  40. Waldstein, S. R., Manuck, S. B., Bachen, E. A., Muldoon, M. F., and Bricker, P. L. (1990). Anger expression, lipids, and lipoproteins. Poster presentation at the Eleventh Annual Meeting of the Society of Behavioral Medicine, Chicago, April 18–20, p. 102 (abstr.).

  41. Warnick, G. R., and Ables, J. J. (1978). A comprehensive evaluation of the heparin-manganese precipitation procedure for estimating high density lipoprotein cholesterol.J. Lipid Res. 19: 65–76.

  42. Weidner, G., Sexton, G., McLellarn, R., Connor, S. L., and Matarazzo, J. D. (1987). The role of Type A behavior and hostility in an elevation of plasma lipids in adult women and men.Psychosom. Med. 49: 136–45.

  43. Wilson, W. F. (1989). The epidemiology of hypercholesterolemia. A global perspective.Am. J. Med. 87 (Suppl. 4A): 5S-13S.

  44. Zanchetti, A., Baccelli, G., Mancia, G., and Ellison, D. (1972).Emotion and Cardiovascular System in the Cat. Physiology, Emotion and Psychosomatic Illness, Ciba Foundation Symposium, North Holland, Amsterdam, pp. 201–223.

Download references

Author information

Correspondence to Ernest H. Johnson.

Additional information

This work was supported by NHLBI Grant RO1-HL38424 to Dr. Johnson, who completed this study at the Division of Hypertension at the University of Michigan Medical Center.

Rights and permissions

Reprints and Permissions

About this article

Cite this article

Johnson, E.H., Collier, P., Nazzaro, P. et al. Psychological and physiological predictors of lipids in black males.

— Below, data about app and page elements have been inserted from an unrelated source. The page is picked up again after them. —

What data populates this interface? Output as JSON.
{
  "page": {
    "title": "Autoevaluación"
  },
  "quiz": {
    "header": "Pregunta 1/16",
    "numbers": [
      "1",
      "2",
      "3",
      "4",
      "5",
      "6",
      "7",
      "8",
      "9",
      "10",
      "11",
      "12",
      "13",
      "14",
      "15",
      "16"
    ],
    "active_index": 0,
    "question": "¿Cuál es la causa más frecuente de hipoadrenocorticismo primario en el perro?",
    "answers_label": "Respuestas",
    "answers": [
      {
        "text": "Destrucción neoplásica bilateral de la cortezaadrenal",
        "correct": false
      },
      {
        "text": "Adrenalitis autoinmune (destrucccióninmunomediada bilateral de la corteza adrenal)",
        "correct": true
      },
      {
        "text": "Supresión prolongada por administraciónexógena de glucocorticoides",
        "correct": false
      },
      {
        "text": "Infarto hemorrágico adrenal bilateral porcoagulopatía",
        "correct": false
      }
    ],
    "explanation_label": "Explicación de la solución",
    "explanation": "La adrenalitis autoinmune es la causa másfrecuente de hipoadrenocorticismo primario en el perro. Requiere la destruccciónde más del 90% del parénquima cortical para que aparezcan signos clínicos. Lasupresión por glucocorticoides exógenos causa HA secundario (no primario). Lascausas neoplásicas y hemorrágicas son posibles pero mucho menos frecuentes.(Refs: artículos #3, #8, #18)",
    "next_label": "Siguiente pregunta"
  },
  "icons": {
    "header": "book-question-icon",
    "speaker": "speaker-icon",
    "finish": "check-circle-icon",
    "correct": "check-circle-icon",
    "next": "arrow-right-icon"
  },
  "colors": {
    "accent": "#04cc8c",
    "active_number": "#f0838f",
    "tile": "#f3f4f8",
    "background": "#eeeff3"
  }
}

J Behav Med 15, 285–298 (1992). https://doi.org/10.1007/BF00845357

Download citation

Key words

  • lipids
  • predictors
  • psychological
  • physiological
  • black males